Report each line of the entries that includes "name" by copying it.

- Opening Delimiter -

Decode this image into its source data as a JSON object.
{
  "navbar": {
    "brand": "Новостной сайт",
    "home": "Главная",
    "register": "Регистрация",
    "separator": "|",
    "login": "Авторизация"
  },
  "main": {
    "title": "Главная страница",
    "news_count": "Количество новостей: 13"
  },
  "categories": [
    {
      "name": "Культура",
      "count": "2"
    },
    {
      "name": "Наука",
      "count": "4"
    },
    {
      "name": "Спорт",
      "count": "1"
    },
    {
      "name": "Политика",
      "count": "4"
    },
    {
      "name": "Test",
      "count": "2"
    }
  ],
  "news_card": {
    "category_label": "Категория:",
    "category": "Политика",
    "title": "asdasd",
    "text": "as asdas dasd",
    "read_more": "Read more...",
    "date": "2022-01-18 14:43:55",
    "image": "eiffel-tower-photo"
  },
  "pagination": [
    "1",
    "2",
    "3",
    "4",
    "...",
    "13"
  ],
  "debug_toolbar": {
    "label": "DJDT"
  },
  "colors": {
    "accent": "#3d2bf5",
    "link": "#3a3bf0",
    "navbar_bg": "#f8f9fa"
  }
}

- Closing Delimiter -

# Response box
      "name": "Культура",
      "name": "Наука",
      "name": "Спорт",
      "name": "Политика",
      "name": "Test",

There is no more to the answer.